LB - So are we seeing a ‘new’ Bluetones?

MM - It’s not like we’ve done a handbrake turn and changed direction, it’s just another turn in the ongoing saga. In a band, you’re constantly moving forward like a shark – otherwise you die.

The album contains mixtures of old and new. The Basement Song and Mudslide are probably the two songs that are quite removed from anything we’ve done in the past. It all resembles what we are now as a five-piece.

LB - What inspired you to write ‘Autophilia’?

MM - It was inspired by a few of my friends who spend too much time on their cars. But I was interested in the idea how people become fascinated by inanimate objects like a cup, a phone or your favourite little bag. The song is not about me – I don’t even drive! I just like the driving metaphor.

LB - What inanimate object fascinates you?

MM - Cinema I suppose. I’ve just seen American Psycho. It’s so well made.

LB - What do you think of today’s music scene?

MM - The charts are back to how they were when I was 15. They were full of Stock, Aitken, Waterman songs like Kylie Minogue and Jason Donovan,

I don’t think we fit in today’s music scene at all, to be honest. I think we sit on the side. Right now, we’re at a real low ebb and it’s up to bands like The Bluetones to keep the star shining. But the charts are just like ten years ago before the Stone Roses exploded.

LB - Would you still call your music Britpop?

MM - I never described our music as Britpop in the first place. It was just the media. It was a nice tag then for a whole glut of bands that seemed to be pouring in through the door in the wake of Blur and Oasis. That was the part of the rip tide we sailed in on.

LB - Does that bother you?

MM - It was frustrating when we came to play overseas. It was as if people in other countries had one idea of how British music was.

LB - What are your fans like abroad?

MM - They’re really passionate about our music. Even though I write the words in the band, I think what is important is the melody. The melody is the key because, how else could your music travel across cultures and borders like it does?

LB - What other artists do you think have ‘global melody’?

MM - Bjork’s the epitome of international superstardom. Oh, and Beck, they’re multi-cultural.

LB - When are you most creative?

MM - The best time for me to write is when the whole world is completely still – when I look out of the window and everyone else’s lights are off and you just feel like the only person still awake. I like that, that sense of calm.

I go to bed about four in the morning. If there are people around me, I just won’t do any work. I need isolation to focus my thoughts.

LB - So, who is it – Britney or Christina Aguilera?

MM - I have to admit, I love Baby One More Time, and I still play it. But I think she’s yet to do a decent follow up. But I’m not sure about that whole Christina thing.

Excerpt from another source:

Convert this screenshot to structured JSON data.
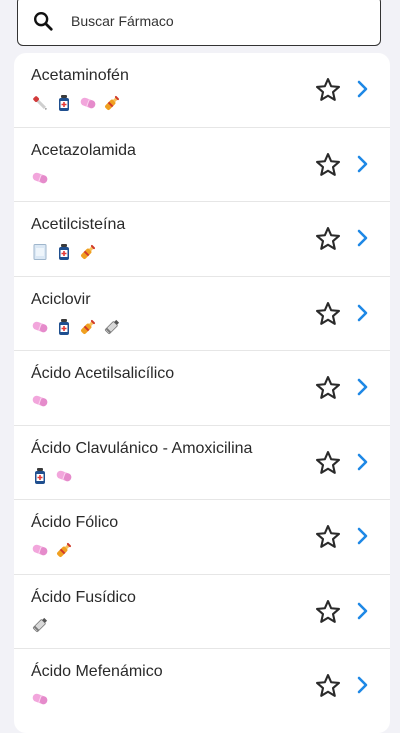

LB - Will you be teaming up with any current artists?

MM - There are people who I would like to work with, but I don’t want to sound desperate. I don’t like that Craig David. He’s and idiot. But I like Darren Emerson from Underworld – it would be good if he could do a remix.

Interview by Louise Burke

Extracted from bbc teletext (p579), 8th May 2000 by Fiona Hunter.